Coming Soon To A Computer Screen Near You: Si Spurrier's Urban Fairytale

Earlier this week, Avatar announced Disenchanted, a new webcomic by Si Spurrier (he's having a big couple of weeks!) and German Erramouspe. The pair will publish twelve pages weekly, and then those pages will be gathered up and put into physical format about twice a year, a system that Avatar, and Spurrier, has already had a certain degree of success with. This sort of serialization is intriguing to me, because it doesn't follow the model of a syndicated newspaper strip, out of which grows the publishing strategies and schedules of most webcomics. Instead, Disenchanted will more closely resemble a weekly digital comic book; a certain number of pages with a clear beginning, middle, and end, comics serialized like television is serialized. This arrangement seems like it might be more narratively satisfying, somehow, although it will be interesting to see how exactly Spurrier and Erramouspe break their story up.

Anyway, Spurrier's description of the project should get you hooked, just in case you don't get off on the relationship between publishing strategies and narrative structure like I do:

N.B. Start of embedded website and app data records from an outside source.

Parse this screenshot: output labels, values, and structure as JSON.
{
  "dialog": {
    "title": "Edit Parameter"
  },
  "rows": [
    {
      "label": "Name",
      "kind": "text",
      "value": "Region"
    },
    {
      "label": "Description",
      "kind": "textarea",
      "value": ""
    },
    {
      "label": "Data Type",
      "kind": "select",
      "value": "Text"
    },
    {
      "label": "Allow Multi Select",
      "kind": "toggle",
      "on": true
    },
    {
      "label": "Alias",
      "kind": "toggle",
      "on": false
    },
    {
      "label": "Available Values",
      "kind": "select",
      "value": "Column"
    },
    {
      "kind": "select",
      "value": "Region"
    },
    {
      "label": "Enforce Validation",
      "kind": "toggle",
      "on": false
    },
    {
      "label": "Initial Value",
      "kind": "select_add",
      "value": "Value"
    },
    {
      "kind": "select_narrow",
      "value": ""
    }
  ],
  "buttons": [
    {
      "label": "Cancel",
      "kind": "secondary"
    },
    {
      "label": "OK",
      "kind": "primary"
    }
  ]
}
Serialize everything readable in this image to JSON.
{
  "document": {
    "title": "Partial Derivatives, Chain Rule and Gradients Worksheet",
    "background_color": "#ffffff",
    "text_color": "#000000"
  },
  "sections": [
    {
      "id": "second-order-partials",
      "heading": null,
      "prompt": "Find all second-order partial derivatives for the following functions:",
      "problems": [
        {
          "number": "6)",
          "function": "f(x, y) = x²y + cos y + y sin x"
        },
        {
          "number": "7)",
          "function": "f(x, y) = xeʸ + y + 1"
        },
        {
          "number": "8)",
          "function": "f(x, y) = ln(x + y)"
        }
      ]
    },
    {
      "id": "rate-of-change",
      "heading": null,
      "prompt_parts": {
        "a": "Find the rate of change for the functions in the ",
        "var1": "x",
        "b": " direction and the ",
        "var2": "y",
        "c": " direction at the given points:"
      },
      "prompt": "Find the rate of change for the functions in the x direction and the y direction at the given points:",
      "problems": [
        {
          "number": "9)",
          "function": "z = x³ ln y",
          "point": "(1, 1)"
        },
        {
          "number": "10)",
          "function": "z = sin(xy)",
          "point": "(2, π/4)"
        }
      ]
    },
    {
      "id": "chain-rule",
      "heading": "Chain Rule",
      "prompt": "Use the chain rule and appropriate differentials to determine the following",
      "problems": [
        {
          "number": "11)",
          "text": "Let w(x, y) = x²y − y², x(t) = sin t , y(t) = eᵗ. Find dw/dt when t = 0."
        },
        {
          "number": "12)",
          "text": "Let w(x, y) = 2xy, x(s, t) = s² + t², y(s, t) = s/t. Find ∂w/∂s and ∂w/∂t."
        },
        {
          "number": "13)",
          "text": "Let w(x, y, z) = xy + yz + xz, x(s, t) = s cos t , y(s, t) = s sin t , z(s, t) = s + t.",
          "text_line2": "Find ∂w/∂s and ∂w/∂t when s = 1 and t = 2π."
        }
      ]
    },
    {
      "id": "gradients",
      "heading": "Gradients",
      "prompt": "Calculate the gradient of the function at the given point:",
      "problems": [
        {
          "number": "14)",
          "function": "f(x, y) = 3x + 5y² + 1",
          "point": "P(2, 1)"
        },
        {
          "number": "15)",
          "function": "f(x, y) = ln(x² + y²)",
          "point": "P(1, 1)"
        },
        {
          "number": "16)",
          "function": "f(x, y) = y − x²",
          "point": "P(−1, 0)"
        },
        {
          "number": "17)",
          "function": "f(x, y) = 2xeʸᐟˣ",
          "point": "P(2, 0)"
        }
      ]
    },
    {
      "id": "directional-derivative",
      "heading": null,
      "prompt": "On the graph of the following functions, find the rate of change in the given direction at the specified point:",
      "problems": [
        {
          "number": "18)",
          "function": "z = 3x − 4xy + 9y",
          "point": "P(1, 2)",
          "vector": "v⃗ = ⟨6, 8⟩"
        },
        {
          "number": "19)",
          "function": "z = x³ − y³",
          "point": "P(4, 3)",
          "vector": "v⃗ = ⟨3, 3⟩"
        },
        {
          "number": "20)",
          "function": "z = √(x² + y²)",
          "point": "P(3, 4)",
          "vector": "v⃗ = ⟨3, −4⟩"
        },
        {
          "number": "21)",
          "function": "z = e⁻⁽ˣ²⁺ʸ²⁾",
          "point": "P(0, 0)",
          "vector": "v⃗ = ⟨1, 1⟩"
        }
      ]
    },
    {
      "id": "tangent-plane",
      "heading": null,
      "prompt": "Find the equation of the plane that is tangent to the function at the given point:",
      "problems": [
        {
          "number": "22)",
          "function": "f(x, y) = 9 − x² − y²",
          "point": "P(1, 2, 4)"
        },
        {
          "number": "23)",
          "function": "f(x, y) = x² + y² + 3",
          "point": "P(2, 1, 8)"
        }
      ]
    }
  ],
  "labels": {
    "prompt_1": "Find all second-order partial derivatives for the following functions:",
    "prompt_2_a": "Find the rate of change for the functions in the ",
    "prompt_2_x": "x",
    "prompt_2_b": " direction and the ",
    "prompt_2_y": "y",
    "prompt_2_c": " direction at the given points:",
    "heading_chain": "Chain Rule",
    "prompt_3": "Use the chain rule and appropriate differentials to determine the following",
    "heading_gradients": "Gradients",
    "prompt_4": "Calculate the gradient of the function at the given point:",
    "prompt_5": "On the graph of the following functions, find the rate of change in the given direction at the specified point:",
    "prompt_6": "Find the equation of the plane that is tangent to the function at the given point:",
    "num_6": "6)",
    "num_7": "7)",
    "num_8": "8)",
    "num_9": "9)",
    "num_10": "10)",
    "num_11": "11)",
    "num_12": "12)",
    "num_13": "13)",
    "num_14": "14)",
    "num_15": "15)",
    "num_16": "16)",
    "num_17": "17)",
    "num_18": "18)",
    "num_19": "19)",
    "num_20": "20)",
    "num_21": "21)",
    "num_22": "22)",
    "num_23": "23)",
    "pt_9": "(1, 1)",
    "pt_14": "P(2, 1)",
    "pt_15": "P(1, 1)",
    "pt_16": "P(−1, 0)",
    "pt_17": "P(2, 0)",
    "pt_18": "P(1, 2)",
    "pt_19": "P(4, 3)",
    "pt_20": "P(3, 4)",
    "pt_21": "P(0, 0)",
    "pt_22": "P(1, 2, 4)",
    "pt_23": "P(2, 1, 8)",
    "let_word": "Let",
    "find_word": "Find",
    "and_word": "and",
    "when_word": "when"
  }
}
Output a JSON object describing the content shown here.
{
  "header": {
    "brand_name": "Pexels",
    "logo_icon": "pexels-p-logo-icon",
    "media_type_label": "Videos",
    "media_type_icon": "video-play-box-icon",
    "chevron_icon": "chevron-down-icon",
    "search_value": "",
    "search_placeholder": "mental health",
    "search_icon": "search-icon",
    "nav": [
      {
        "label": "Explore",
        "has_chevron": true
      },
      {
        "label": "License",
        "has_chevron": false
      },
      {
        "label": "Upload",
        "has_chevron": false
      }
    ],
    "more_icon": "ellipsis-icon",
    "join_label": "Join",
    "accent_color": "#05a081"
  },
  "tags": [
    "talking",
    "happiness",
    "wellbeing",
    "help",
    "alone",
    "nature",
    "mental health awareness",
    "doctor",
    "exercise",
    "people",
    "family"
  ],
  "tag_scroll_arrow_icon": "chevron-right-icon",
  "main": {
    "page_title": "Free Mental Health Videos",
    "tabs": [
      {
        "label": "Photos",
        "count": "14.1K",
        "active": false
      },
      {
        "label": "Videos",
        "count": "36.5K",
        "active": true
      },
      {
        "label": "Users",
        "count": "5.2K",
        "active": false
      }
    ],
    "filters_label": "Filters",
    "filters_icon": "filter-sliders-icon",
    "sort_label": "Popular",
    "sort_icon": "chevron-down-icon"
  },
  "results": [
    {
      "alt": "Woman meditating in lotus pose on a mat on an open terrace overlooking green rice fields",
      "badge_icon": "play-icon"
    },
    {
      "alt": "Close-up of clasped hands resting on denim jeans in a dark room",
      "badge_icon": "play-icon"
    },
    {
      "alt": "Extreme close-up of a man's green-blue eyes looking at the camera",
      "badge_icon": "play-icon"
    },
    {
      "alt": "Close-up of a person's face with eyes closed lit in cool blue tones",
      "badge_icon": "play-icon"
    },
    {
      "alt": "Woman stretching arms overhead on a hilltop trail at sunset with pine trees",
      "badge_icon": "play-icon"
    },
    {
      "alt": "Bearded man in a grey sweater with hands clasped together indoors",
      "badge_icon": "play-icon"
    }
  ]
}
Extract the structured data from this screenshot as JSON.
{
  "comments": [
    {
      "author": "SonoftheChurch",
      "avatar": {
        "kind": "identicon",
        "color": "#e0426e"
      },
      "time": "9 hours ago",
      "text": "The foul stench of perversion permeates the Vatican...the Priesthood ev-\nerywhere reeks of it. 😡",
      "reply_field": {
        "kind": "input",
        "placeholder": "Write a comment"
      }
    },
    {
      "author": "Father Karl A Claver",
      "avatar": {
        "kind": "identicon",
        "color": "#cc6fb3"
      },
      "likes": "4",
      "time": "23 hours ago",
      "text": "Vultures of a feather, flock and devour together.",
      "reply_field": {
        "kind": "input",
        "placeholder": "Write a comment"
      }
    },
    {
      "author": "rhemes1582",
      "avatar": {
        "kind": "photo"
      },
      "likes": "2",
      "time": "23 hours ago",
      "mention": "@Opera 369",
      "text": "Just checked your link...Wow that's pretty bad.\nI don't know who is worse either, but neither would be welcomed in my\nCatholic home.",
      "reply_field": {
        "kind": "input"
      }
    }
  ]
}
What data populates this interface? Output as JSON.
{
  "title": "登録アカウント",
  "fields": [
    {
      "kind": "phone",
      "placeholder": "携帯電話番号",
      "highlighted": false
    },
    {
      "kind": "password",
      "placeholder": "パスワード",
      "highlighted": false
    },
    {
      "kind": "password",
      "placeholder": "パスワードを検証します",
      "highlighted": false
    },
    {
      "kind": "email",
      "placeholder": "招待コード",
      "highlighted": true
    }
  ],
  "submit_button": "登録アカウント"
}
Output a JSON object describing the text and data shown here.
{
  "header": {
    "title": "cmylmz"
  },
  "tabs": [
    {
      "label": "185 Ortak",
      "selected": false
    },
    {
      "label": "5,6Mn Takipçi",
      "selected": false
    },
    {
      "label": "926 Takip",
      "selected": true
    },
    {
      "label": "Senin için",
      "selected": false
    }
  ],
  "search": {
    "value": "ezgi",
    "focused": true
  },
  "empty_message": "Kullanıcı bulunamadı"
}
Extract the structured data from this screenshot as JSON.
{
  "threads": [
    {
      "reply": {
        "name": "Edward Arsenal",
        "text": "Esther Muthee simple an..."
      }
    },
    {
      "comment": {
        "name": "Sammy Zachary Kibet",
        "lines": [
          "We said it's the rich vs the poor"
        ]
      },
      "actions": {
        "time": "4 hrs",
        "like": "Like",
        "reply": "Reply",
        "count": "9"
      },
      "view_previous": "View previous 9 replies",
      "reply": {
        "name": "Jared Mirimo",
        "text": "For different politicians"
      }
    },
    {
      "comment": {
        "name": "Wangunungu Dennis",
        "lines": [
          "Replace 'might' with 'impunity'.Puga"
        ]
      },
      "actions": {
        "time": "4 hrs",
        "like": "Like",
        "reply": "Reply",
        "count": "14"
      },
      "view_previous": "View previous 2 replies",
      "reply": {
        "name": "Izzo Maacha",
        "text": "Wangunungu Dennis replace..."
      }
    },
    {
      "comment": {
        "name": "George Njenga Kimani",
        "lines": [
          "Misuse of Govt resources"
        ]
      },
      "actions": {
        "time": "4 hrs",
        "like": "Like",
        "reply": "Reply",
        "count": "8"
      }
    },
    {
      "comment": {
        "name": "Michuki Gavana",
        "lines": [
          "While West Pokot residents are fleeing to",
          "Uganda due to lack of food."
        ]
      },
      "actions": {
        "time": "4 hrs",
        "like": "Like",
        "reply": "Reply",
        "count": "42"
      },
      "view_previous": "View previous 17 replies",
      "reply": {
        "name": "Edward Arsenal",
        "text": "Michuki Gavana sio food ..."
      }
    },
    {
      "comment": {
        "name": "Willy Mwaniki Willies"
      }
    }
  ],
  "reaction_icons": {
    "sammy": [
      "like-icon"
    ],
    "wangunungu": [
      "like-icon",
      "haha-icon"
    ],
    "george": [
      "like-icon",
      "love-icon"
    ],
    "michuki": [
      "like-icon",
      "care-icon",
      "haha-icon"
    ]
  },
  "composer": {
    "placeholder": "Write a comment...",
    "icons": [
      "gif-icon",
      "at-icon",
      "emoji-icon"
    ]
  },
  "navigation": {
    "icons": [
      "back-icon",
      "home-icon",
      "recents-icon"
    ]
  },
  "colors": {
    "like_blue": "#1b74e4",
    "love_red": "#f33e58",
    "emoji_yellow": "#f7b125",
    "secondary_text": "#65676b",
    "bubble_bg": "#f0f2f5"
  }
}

Listen: I’m not going to lie to you. There are faeries in it. Actual one-inch-tall faeries with pretty wings, pale skin, a pathological obsession with knotting human hair, an addict’s approach to teeth and all the rest of that floaty pseudo-Victoriana pre-Cottingley arsewater. But don’t panic. What we’ve got here are non-glittery, non-wanky, non-wish-granting faeries. What we’ve got here are substance-abusing, bar-brawling, civil-rights-demanding, murder-committing faeries. The good kind. The old kind. What we’ve got here is a miniature city made of scavenged soda cans, cereal boxes, dirty syringes and condoms. A city hidden beneath the streets of London. What we’ve got here are pixies, brownies, kobolds, leprechauns, boggarts, goblins and all the rest of the twee “Little People” of yesteryear who, despite being forgotten by mankind, have been dragged along by time and trend into the unsentimental Urban Century.

Just like the rest of us.

Wednesday's New Things: Jason, Number Crunchers, Quantum and Woody

1. New from The Long and Shortbox of It's all time favorite Norwegian cartoonist, Jason, is a full length (!) detective story about a man who finds a lost cat, falls in love with its owner, and then finds that she, too, has become lost. New Jason is always, always, a welcome thing. Preview pages here

2. (UPDATE: Number Cruncher actually comes out next week. My bad!) Originally published in 2000 AD and now seeing repackaging and rerelease from newcomer Titan Comics is  supernatural heist book Number Cruncher from Si Spurrier and P.J. Holden. Spurrier is the author of the recent, and excellent, Six Gun Gorilla with Jeff Stokley as well as the ongoing X-Men Legacy and hysterical X-Club miniseries for Marvel. Holden's name is unfamiliar to me, but, after quickly looking over his portfolio page, I think I'll like his art, which is a little bit like Jeff Lemire's, but less impressionistic and with a much cleaner line. This will be an interesting book to watch, as it's one of the first releases from Titan Comics, an arm of the U.K. based Titan Books. It's always seemed to me that British properties, although obviously not British creators, have had trouble finding an audience in the United States. I've often wondered if this is in part because of the anthology format, which isn't very popular in this part of the world; if Number Cruncher, or any of the other Titan releases now published as stand alone comic books, finds a decent sized audience, that might begin to change. On the other hand, it may just mean that the talented Spurrier gets a shot on a higher profile Marvel or DC release.

3. Quantum and Woody is the newest of Valiant Entertainment's back catalog reboots. Although the only of these books that I'm reading regularly is Fred Van Lente's Archer and Armstrong, the preview pages on this one are convincing enough for me to give it a look, although mostly on the strength of Tom Fowler's clean expressive pencils and Jodie Bellaire's excellent color work. We'll see if the writing manages to catch up. 

Process: David Aja

David Aja's guides for Hawkeye #11 page 15 (via his Twitter)

Process: Kevin Huizenga

(via Kevin Huizenga's tumblr)